- _Exercise objective_
For each line below that contains the word "this", make a copy.

(Material shown)

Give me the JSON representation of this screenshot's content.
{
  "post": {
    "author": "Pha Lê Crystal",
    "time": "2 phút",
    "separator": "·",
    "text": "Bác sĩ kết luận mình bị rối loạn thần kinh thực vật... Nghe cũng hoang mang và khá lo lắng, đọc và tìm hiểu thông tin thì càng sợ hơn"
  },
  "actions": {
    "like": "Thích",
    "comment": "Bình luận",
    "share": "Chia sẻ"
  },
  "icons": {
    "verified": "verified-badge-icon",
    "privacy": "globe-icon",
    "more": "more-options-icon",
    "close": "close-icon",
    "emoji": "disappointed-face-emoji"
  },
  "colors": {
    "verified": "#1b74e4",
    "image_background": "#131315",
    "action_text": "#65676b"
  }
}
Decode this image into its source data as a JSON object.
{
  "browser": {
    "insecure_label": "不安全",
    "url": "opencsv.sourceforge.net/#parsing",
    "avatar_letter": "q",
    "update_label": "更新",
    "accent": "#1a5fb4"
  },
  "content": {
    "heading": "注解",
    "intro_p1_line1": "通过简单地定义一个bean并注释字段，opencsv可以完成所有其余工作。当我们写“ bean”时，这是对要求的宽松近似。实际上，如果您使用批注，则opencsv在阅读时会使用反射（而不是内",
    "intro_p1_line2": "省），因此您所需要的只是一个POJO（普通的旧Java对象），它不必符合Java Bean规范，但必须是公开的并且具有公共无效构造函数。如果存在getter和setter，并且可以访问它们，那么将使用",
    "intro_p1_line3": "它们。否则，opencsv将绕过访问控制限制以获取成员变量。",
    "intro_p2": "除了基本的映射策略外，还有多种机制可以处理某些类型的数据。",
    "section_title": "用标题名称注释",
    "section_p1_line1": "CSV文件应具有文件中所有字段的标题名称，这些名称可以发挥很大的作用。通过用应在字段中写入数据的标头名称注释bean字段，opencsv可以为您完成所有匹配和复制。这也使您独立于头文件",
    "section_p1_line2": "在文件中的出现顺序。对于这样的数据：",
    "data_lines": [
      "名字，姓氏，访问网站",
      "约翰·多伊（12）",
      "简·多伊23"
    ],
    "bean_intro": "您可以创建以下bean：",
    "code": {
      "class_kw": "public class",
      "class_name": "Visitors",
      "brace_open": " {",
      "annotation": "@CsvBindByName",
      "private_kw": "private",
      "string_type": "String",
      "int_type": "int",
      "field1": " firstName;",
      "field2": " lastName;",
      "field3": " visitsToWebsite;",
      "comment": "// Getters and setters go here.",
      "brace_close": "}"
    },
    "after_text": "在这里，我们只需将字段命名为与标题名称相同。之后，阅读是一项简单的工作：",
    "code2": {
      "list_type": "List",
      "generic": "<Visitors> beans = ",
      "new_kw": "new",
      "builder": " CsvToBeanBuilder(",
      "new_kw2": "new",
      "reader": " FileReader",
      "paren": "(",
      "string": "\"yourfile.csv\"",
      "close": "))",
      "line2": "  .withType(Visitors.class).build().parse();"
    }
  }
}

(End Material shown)

- _Task answer_
Give me the JSON representation of this screenshot's content.
Decode this image into its source data as a JSON object.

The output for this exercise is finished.